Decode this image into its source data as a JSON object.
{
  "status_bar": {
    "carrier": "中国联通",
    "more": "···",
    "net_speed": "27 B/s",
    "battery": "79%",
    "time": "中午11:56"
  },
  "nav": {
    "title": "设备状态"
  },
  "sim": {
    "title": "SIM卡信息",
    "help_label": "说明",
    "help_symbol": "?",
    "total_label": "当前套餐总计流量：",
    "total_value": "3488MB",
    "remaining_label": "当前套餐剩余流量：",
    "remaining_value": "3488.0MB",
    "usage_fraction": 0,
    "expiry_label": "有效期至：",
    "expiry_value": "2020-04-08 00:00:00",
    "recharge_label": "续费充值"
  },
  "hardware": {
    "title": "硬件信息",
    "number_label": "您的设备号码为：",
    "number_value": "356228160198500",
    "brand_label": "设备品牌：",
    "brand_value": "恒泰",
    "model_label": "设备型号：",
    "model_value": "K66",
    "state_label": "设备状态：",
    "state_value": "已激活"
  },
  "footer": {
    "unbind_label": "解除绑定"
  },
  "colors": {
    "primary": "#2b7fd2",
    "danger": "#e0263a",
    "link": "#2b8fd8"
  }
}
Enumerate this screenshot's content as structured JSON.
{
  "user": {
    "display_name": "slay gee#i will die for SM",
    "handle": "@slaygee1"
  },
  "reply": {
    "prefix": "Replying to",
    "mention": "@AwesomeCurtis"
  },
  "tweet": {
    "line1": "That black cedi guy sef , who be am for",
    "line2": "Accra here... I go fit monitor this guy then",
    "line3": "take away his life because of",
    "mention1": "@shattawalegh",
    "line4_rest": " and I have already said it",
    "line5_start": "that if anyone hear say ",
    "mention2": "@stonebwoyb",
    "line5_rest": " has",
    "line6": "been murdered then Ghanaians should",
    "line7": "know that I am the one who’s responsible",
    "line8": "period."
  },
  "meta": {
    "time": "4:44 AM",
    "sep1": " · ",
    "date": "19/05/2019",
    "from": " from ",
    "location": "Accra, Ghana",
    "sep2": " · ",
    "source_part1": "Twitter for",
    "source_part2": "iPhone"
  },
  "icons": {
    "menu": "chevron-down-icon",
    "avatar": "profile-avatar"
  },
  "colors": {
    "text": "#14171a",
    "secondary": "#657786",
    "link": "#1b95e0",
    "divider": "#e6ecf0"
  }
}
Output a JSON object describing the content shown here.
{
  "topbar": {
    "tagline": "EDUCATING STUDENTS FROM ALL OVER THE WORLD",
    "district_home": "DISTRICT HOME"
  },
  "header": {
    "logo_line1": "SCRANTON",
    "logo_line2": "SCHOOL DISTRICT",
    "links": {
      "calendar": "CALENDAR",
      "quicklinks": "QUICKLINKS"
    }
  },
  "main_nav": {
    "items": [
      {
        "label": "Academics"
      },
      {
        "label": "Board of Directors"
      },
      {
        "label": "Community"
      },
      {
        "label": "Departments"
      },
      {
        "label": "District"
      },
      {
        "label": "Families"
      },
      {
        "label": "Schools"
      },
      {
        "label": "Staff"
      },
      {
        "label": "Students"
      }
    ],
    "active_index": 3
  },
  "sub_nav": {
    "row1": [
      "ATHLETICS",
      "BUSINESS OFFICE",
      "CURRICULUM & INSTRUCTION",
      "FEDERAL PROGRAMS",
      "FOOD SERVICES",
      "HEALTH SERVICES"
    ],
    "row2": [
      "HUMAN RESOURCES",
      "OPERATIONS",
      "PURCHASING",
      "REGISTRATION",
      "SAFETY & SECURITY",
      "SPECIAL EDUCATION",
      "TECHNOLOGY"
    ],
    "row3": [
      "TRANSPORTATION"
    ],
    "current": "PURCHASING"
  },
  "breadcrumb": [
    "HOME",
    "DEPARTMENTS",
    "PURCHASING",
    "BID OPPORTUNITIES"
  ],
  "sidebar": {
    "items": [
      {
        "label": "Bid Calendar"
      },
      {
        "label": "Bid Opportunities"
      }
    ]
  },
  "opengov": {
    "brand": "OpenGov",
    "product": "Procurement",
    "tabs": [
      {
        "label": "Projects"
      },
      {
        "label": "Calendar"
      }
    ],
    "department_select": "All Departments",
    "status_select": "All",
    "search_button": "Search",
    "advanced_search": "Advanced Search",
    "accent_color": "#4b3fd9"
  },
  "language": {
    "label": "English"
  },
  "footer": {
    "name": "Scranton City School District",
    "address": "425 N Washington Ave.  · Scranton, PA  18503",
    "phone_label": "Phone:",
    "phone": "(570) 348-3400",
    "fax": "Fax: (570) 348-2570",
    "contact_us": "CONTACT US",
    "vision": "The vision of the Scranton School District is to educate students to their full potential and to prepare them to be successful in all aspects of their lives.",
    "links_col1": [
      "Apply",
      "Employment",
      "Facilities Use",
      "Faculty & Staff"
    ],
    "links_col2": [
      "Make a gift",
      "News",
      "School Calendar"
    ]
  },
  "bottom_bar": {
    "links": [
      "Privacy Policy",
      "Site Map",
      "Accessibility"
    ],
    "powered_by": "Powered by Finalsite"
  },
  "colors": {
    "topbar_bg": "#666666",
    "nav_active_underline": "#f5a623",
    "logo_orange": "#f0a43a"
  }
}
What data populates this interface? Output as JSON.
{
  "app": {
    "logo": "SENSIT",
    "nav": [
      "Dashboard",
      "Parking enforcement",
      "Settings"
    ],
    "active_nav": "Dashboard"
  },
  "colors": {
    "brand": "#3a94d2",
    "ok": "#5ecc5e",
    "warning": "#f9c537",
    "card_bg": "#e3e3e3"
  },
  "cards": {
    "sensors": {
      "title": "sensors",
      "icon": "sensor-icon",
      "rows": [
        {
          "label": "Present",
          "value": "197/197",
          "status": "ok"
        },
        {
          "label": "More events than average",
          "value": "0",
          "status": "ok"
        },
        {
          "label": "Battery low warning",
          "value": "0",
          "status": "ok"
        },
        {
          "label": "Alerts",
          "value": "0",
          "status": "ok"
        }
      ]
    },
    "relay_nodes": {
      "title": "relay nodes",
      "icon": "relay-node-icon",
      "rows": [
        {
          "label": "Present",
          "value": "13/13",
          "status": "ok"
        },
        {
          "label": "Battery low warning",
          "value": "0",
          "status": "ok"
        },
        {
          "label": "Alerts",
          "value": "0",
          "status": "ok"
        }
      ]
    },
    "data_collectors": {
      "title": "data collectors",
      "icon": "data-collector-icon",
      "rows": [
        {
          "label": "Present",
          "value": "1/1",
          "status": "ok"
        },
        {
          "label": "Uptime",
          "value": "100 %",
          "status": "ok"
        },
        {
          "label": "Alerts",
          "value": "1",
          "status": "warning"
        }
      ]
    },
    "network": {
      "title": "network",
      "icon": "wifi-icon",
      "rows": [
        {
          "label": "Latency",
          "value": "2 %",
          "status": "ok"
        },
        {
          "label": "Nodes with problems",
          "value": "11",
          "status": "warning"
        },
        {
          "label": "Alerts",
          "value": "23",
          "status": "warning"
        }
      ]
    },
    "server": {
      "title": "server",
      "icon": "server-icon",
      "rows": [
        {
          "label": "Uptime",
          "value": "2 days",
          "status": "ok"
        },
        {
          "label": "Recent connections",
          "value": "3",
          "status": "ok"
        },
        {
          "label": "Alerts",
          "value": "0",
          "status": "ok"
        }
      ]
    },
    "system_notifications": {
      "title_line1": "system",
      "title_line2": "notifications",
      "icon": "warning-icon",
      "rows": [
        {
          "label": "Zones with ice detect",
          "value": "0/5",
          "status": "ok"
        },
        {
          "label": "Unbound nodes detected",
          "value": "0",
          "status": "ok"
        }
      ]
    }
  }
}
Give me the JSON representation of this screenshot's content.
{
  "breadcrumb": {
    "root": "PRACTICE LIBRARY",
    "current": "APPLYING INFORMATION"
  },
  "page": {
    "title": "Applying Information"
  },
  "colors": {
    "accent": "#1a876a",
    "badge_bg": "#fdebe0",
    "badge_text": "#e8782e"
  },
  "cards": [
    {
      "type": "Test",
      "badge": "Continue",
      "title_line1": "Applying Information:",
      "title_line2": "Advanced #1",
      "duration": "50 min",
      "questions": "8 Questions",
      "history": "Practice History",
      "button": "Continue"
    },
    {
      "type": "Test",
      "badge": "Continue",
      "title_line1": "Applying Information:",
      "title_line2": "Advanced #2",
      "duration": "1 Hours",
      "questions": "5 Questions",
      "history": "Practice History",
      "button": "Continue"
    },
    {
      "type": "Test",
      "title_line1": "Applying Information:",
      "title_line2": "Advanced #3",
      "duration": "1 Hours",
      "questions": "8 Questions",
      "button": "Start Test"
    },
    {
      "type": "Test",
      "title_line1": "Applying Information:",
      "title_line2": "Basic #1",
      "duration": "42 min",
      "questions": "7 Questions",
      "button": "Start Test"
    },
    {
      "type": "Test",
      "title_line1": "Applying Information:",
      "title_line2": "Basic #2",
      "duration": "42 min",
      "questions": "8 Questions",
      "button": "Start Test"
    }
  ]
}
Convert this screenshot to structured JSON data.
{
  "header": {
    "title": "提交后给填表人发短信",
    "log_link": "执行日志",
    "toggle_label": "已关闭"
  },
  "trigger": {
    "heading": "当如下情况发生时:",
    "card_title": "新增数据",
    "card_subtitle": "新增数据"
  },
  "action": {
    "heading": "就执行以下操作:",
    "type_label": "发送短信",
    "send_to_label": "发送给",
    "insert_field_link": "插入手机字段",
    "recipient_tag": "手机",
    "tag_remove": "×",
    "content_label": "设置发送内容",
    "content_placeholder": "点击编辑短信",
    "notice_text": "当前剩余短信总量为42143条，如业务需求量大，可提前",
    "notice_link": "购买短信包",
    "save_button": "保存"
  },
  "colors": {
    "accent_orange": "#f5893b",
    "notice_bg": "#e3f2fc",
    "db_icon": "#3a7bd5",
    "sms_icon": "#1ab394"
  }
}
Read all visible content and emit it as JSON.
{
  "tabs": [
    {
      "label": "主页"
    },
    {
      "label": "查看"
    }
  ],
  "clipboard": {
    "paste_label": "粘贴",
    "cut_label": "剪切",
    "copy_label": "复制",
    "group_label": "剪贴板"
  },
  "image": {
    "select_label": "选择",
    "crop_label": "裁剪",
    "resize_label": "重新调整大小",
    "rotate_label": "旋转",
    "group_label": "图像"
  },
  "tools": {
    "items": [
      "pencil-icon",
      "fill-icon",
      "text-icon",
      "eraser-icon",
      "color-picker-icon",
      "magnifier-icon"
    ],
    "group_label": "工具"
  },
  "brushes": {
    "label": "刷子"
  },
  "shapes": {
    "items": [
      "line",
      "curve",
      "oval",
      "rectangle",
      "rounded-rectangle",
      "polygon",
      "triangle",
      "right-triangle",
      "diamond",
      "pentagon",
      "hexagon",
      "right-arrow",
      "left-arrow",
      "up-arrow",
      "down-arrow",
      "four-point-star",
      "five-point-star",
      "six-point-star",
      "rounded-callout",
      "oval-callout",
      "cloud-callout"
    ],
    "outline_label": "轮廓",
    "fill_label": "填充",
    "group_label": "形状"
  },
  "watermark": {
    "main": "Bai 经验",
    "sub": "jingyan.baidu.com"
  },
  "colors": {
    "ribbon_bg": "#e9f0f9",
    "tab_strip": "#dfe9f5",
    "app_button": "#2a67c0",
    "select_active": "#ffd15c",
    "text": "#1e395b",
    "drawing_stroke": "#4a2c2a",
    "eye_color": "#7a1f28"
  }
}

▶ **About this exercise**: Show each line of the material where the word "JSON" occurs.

▶ **Answer for this exercise**:
Decode this image into its source data as a JSON object.
Enumerate this screenshot's content as structured JSON.
Output a JSON object describing the content shown here.
What data populates this interface? Output as JSON.
Give me the JSON representation of this screenshot's content.
Convert this screenshot to structured JSON data.
Read all visible content and emit it as JSON.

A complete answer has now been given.